▶ [WHAT IS REQUIRED]:
The response should consist of every line below, unchanged.

▶ [RAW DATA]:
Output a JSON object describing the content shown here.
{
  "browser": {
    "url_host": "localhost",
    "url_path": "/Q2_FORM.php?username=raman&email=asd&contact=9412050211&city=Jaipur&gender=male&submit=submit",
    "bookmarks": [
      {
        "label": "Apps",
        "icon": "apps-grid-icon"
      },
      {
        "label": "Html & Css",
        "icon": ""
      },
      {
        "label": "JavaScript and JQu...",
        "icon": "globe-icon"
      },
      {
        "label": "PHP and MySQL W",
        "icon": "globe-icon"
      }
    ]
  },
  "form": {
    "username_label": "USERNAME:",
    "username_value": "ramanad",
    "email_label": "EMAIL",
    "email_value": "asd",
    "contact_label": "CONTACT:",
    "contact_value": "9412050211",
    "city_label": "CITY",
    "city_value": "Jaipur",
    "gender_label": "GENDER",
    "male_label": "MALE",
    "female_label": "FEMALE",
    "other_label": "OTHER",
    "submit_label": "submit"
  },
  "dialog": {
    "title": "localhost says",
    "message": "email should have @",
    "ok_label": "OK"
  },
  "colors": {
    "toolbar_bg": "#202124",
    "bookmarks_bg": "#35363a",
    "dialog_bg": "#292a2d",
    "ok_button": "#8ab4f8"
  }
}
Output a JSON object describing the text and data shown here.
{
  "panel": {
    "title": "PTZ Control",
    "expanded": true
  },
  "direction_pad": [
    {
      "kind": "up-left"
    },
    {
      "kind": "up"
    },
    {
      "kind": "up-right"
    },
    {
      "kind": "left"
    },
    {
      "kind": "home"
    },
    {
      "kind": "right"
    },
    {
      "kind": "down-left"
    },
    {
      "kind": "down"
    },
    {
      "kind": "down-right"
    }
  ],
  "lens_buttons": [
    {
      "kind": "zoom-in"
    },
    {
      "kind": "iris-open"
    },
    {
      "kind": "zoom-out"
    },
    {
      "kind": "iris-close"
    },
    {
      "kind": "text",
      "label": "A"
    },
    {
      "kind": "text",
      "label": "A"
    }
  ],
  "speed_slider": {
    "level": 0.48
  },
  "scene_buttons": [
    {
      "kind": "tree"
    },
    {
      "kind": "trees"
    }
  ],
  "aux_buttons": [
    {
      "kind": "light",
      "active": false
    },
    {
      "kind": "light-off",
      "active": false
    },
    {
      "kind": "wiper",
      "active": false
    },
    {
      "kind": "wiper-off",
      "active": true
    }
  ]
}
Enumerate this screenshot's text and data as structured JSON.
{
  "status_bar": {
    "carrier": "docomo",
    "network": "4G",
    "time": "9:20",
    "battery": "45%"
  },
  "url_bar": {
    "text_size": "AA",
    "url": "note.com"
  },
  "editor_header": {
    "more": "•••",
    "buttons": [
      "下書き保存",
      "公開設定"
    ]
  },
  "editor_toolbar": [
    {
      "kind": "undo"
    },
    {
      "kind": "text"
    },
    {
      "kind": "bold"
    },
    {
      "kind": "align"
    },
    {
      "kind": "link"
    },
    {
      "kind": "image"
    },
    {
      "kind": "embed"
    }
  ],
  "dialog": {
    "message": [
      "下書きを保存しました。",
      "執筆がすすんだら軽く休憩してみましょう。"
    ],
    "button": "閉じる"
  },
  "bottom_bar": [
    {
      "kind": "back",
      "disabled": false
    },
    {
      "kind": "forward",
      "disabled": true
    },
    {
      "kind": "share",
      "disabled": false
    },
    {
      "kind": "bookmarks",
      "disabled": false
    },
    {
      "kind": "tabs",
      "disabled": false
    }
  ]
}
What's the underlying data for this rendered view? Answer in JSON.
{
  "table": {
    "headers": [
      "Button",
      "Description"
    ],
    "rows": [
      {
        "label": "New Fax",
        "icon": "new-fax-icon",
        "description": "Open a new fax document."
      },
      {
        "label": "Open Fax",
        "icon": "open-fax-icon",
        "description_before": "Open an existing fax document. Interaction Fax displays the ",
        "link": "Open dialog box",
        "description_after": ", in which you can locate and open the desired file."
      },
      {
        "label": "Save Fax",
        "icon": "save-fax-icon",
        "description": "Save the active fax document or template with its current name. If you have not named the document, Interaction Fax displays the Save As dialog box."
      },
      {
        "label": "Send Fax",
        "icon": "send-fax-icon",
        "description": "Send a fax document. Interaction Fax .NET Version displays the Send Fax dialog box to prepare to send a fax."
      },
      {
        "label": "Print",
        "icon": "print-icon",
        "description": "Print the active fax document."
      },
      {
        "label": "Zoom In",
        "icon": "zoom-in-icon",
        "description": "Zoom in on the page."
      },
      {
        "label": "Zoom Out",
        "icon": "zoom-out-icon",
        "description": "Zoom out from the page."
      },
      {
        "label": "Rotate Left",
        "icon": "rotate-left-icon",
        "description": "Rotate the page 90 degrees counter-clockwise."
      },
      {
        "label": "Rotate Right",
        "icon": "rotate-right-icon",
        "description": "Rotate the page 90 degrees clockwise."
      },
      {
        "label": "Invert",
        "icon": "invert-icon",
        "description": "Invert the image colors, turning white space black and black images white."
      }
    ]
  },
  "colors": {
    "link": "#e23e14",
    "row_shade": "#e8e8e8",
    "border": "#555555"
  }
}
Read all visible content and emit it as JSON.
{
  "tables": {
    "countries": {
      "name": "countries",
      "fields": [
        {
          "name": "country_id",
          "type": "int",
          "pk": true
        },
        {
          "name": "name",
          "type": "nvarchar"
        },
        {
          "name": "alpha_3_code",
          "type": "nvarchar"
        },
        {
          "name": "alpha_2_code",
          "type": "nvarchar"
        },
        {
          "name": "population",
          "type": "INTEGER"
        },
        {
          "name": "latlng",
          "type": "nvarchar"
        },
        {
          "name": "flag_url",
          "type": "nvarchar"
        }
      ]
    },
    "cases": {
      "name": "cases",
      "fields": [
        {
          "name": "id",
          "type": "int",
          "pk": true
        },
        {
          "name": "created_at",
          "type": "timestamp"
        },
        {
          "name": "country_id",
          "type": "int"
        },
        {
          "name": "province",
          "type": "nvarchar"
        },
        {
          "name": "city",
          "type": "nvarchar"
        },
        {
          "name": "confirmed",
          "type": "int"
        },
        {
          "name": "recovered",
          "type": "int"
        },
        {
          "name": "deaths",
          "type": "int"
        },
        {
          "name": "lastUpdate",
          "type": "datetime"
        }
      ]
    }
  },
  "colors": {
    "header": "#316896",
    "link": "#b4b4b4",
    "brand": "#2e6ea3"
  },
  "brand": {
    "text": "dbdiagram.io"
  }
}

▶ [ANSWER SPACE]:
Output a JSON object describing the content shown here.
{
  "browser": {
    "url_host": "localhost",
    "url_path": "/Q2_FORM.php?username=raman&email=asd&contact=9412050211&city=Jaipur&gender=male&submit=submit",
    "bookmarks": [
      {
        "label": "Apps",
        "icon": "apps-grid-icon"
      },
      {
        "label": "Html & Css",
        "icon": ""
      },
      {
        "label": "JavaScript and JQu...",
        "icon": "globe-icon"
      },
      {
        "label": "PHP and MySQL W",
        "icon": "globe-icon"
      }
    ]
  },
  "form": {
    "username_label": "USERNAME:",
    "username_value": "ramanad",
    "email_label": "EMAIL",
    "email_value": "asd",
    "contact_label": "CONTACT:",
    "contact_value": "9412050211",
    "city_label": "CITY",
    "city_value": "Jaipur",
    "gender_label": "GENDER",
    "male_label": "MALE",
    "female_label": "FEMALE",
    "other_label": "OTHER",
    "submit_label": "submit"
  },
  "dialog": {
    "title": "localhost says",
    "message": "email should have @",
    "ok_label": "OK"
  },
  "colors": {
    "toolbar_bg": "#202124",
    "bookmarks_bg": "#35363a",
    "dialog_bg": "#292a2d",
    "ok_button": "#8ab4f8"
  }
}
Output a JSON object describing the text and data shown here.
{
  "panel": {
    "title": "PTZ Control",
    "expanded": true
  },
  "direction_pad": [
    {
      "kind": "up-left"
    },
    {
      "kind": "up"
    },
    {
      "kind": "up-right"
    },
    {
      "kind": "left"
    },
    {
      "kind": "home"
    },
    {
      "kind": "right"
    },
    {
      "kind": "down-left"
    },
    {
      "kind": "down"
    },
    {
      "kind": "down-right"
    }
  ],
  "lens_buttons": [
    {
      "kind": "zoom-in"
    },
    {
      "kind": "iris-open"
    },
    {
      "kind": "zoom-out"
    },
    {
      "kind": "iris-close"
    },
    {
      "kind": "text",
      "label": "A"
    },
    {
      "kind": "text",
      "label": "A"
    }
  ],
  "speed_slider": {
    "level": 0.48
  },
  "scene_buttons": [
    {
      "kind": "tree"
    },
    {
      "kind": "trees"
    }
  ],
  "aux_buttons": [
    {
      "kind": "light",
      "active": false
    },
    {
      "kind": "light-off",
      "active": false
    },
    {
      "kind": "wiper",
      "active": false
    },
    {
      "kind": "wiper-off",
      "active": true
    }
  ]
}
Enumerate this screenshot's text and data as structured JSON.
{
  "status_bar": {
    "carrier": "docomo",
    "network": "4G",
    "time": "9:20",
    "battery": "45%"
  },
  "url_bar": {
    "text_size": "AA",
    "url": "note.com"
  },
  "editor_header": {
    "more": "•••",
    "buttons": [
      "下書き保存",
      "公開設定"
    ]
  },
  "editor_toolbar": [
    {
      "kind": "undo"
    },
    {
      "kind": "text"
    },
    {
      "kind": "bold"
    },
    {
      "kind": "align"
    },
    {
      "kind": "link"
    },
    {
      "kind": "image"
    },
    {
      "kind": "embed"
    }
  ],
  "dialog": {
    "message": [
      "下書きを保存しました。",
      "執筆がすすんだら軽く休憩してみましょう。"
    ],
    "button": "閉じる"
  },
  "bottom_bar": [
    {
      "kind": "back",
      "disabled": false
    },
    {
      "kind": "forward",
      "disabled": true
    },
    {
      "kind": "share",
      "disabled": false
    },
    {
      "kind": "bookmarks",
      "disabled": false
    },
    {
      "kind": "tabs",
      "disabled": false
    }
  ]
}
What's the underlying data for this rendered view? Answer in JSON.
{
  "table": {
    "headers": [
      "Button",
      "Description"
    ],
    "rows": [
      {
        "label": "New Fax",
        "icon": "new-fax-icon",
        "description": "Open a new fax document."
      },
      {
        "label": "Open Fax",
        "icon": "open-fax-icon",
        "description_before": "Open an existing fax document. Interaction Fax displays the ",
        "link": "Open dialog box",
        "description_after": ", in which you can locate and open the desired file."
      },
      {
        "label": "Save Fax",
        "icon": "save-fax-icon",
        "description": "Save the active fax document or template with its current name. If you have not named the document, Interaction Fax displays the Save As dialog box."
      },
      {
        "label": "Send Fax",
        "icon": "send-fax-icon",
        "description": "Send a fax document. Interaction Fax .NET Version displays the Send Fax dialog box to prepare to send a fax."
      },
      {
        "label": "Print",
        "icon": "print-icon",
        "description": "Print the active fax document."
      },
      {
        "label": "Zoom In",
        "icon": "zoom-in-icon",
        "description": "Zoom in on the page."
      },
      {
        "label": "Zoom Out",
        "icon": "zoom-out-icon",
        "description": "Zoom out from the page."
      },
      {
        "label": "Rotate Left",
        "icon": "rotate-left-icon",
        "description": "Rotate the page 90 degrees counter-clockwise."
      },
      {
        "label": "Rotate Right",
        "icon": "rotate-right-icon",
        "description": "Rotate the page 90 degrees clockwise."
      },
      {
        "label": "Invert",
        "icon": "invert-icon",
        "description": "Invert the image colors, turning white space black and black images white."
      }
    ]
  },
  "colors": {
    "link": "#e23e14",
    "row_shade": "#e8e8e8",
    "border": "#555555"
  }
}
Read all visible content and emit it as JSON.
{
  "tables": {
    "countries": {
      "name": "countries",
      "fields": [
        {
          "name": "country_id",
          "type": "int",
          "pk": true
        },
        {
          "name": "name",
          "type": "nvarchar"
        },
        {
          "name": "alpha_3_code",
          "type": "nvarchar"
        },
        {
          "name": "alpha_2_code",
          "type": "nvarchar"
        },
        {
          "name": "population",
          "type": "INTEGER"
        },
        {
          "name": "latlng",
          "type": "nvarchar"
        },
        {
          "name": "flag_url",
          "type": "nvarchar"
        }
      ]
    },
    "cases": {
      "name": "cases",
      "fields": [
        {
          "name": "id",
          "type": "int",
          "pk": true
        },
        {
          "name": "created_at",
          "type": "timestamp"
        },
        {
          "name": "country_id",
          "type": "int"
        },
        {
          "name": "province",
          "type": "nvarchar"
        },
        {
          "name": "city",
          "type": "nvarchar"
        },
        {
          "name": "confirmed",
          "type": "int"
        },
        {
          "name": "recovered",
          "type": "int"
        },
        {
          "name": "deaths",
          "type": "int"
        },
        {
          "name": "lastUpdate",
          "type": "datetime"
        }
      ]
    }
  },
  "colors": {
    "header": "#316896",
    "link": "#b4b4b4",
    "brand": "#2e6ea3"
  },
  "brand": {
    "text": "dbdiagram.io"
  }
}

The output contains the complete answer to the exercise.